This letter is written by Krista.
I hope that the turn of the year was peaceful for you and those you love. I am ever so glad to have landed in 2022.
My heart is very full as we offer up our remembrance of Archbishop Desmond Tutu this week. He passed in Cape Town the day after Christmas. For years he was at the top of my list of people I most longed to interview. The interview was elusive. Then in 2010, I was able not just to speak with him, but to sit with him while he was on private spiritual retreat at the Fetzer Institute, our longtime friend, partner, and kindred place.
And there was Tutu: at rest, yet vibrating with energy and laughter and wit. There was a fierceness to his presence, as large as the life he’d lived, the history he’d helped to shape. But at the center of it all, as he liked to say of our beautiful hurting world, there was “a heart beating with love.”
I love people who remind me, remind us, that love is not the softest force but often the fiercest. And thus it is, in fact, able to shift the world on its axis from time to time.
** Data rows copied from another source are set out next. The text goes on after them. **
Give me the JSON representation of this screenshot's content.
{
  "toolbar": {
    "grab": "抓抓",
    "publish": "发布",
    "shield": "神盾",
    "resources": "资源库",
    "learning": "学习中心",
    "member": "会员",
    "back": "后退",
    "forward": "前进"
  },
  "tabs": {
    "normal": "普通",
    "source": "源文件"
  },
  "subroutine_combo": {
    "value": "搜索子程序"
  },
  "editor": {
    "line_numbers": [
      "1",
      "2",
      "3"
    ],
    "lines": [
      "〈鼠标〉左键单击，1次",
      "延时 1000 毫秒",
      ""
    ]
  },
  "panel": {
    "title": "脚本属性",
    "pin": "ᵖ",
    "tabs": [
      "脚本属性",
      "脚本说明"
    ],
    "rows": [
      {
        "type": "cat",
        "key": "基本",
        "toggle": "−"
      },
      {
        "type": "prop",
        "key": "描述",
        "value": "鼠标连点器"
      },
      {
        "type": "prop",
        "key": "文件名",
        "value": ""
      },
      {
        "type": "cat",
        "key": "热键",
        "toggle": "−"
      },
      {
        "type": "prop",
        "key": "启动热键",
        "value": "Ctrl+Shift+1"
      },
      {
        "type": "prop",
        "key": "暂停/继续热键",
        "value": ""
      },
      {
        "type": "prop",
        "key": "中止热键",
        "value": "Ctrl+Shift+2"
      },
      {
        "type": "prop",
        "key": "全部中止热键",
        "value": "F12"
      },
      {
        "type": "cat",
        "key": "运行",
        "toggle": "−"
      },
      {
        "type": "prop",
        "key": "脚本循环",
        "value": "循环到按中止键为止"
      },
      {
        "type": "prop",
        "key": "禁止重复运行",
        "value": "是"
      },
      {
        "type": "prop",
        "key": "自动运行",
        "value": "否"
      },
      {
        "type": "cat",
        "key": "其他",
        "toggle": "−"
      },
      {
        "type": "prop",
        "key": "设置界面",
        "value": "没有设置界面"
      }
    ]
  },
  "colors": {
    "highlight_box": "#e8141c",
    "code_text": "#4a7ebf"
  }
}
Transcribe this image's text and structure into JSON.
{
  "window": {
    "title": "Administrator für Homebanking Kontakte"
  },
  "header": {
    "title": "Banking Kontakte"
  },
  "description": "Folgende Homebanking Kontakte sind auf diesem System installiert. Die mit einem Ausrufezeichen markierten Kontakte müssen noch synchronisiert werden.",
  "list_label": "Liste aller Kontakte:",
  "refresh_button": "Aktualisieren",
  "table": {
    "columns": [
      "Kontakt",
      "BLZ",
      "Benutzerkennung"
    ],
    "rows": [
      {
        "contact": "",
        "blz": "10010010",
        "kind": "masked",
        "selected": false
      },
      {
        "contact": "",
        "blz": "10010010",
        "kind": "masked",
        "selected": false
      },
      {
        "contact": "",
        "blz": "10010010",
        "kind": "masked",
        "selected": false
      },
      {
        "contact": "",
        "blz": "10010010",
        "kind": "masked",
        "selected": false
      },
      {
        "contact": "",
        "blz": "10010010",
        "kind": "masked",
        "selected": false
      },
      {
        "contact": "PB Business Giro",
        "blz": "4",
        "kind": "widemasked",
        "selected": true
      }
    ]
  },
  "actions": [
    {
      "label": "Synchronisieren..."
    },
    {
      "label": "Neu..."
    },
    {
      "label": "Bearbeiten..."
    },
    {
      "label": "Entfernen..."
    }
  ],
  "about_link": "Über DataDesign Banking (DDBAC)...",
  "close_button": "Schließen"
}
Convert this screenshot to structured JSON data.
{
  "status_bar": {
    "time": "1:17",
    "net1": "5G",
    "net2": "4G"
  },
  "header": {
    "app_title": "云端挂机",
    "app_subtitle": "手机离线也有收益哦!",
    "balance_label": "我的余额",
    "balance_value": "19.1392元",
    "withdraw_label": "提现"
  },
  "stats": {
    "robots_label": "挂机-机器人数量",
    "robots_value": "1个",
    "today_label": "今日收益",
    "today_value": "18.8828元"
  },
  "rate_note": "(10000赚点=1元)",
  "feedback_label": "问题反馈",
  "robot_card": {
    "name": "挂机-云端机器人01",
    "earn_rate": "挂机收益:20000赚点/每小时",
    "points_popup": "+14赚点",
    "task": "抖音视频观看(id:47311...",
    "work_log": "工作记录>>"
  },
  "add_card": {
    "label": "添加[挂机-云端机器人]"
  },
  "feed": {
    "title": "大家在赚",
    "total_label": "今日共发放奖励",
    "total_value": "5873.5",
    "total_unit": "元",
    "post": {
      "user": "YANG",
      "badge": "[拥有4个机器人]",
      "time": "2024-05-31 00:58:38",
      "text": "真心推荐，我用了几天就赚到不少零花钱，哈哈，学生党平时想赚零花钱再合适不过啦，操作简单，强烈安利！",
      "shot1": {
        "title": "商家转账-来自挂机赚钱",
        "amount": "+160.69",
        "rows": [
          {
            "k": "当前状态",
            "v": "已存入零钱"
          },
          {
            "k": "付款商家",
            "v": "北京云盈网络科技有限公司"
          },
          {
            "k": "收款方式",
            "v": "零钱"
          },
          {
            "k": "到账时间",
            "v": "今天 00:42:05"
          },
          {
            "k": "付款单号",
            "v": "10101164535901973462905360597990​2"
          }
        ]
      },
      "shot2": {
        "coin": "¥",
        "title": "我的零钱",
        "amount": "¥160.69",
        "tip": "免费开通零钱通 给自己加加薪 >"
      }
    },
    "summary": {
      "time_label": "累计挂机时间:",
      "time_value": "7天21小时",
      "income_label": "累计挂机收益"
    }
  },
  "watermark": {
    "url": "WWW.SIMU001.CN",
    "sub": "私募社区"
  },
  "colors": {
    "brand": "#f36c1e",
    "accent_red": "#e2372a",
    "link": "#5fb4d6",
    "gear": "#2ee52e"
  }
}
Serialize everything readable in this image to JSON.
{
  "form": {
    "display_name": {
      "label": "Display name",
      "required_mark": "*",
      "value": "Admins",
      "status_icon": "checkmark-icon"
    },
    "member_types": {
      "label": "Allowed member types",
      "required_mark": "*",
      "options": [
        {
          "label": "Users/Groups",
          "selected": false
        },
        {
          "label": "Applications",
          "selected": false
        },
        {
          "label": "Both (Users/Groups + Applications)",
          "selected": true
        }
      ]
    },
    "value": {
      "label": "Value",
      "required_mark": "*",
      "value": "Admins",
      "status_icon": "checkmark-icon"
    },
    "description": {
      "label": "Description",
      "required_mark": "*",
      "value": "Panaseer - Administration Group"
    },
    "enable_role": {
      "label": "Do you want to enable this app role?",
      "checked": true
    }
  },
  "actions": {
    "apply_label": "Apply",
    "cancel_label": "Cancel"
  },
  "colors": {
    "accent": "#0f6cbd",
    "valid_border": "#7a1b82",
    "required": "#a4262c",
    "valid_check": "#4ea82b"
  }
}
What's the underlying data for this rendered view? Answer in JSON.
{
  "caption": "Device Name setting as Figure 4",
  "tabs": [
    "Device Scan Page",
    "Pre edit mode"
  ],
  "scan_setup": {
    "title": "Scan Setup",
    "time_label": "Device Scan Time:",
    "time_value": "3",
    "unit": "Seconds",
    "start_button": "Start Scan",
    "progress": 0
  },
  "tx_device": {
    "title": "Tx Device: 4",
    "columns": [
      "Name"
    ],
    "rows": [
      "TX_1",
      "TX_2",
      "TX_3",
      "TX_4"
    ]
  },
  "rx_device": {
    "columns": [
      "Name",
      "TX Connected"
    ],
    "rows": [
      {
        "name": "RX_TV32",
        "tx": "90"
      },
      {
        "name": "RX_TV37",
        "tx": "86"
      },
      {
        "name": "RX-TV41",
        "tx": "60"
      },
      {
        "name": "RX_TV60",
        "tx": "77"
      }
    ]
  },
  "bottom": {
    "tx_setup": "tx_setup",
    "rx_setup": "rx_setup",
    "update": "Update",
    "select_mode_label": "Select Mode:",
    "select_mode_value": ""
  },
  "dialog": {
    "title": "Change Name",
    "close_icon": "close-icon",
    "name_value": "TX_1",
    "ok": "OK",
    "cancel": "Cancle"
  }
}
As I spoke with Demond Tutu, the long work of truth, forgiveness, and reconciliation that he helped set in motion in South Africa was complicated like every arc of history and transformation — not immune from the complexity of the human condition. He understood that history is like this, that change is like this. His pragmatic imagination about digging in for the long work of transformation, of wholeness, has walked with me ever since, and has never felt more relevant than now. He embodied the seemingly contradictory qualities we must bring even to the hardest and most heartbreaking of circumstances. The healing depths of attention and compassion that he was able to bring to the horrific suffering of his country, in the Truth and Reconciliation Commission, were made possible yes by wisdom, yes by courage, yes by brilliance — but also, as we experience in the conversation I had with him, by a wicked sense of humor and an alertness to the exhilaration — “the fun” — that can be wrested amidst the hardest of struggles.
I newly appreciate that synergy of qualities as part of my own learning out of these past two terrible, strange, revelatory years. I’m examining how I’d been living before the ground shook beneath all of our feet and sent us inside in every way. I’m determined not to live constantly on the edge of exhaustion as I did before. I’m aware of the magnitude of transformation that is before us if we are to meet the vast challenges of our world in the most life-giving ways, with the best capacities of our humanity. That’s language you may have heard me use many times before. What has changed is the fierceness with which I intend to honor that the best of my capacities include and require restoration, and laughter, and joy, and “fun” as the Archbishop said, if they are to be life-giving and grounded and sustainable. They require replenishment.
This is a confessional offering. Case in point: last summer we invited you, our Pause community, on a very new and ambitious adventure, the Wisdom app. The most restorative creative thing I did before Christmas was break up our lengthy inaugural course, Hope Is a Muscle, into three shorter, more manageable, livable experiences — and create a new foundational course on Finding Replenishment. We all need that now. I need that now. (And I welcome your companionship through this new platform!) Our need for replenishment is renewable, not something to be scheduled in from time to time, but something we must learn to fold into the everyday, into the sweep and granularity of experiences of our lives. The word “replenishment” itself begins to revive me. And what a delightful truth that it is actually a pre-requisite and necessary companion for flexing that muscle of hope which is essential for the remaking of our world ahead.
I’m orienting, too, at the start of this new year, towards a gentle shift that Desmond Tutu and others teach as a move of character: a readiness to be surprised. We inhabit this world of so much uncertainty, so much reasonable fear. This activates our bodies and minds towards rigid views of enemies and threats and obstacles — and possibilities. Desmond Tutu believed in a world in which improbably surprising turns of event are a given, indeed his faith was in “a God of Surprises.” And take it from me, when Desmond Tutu tells you something about God — whatever and whoever you imagine God to be — you believe him.
Join me if you will, if you can, in learning how to lighten our own loads with a new seriousness of sorts about laughter, fun, joy, replenishment, and the moral potential of surprise.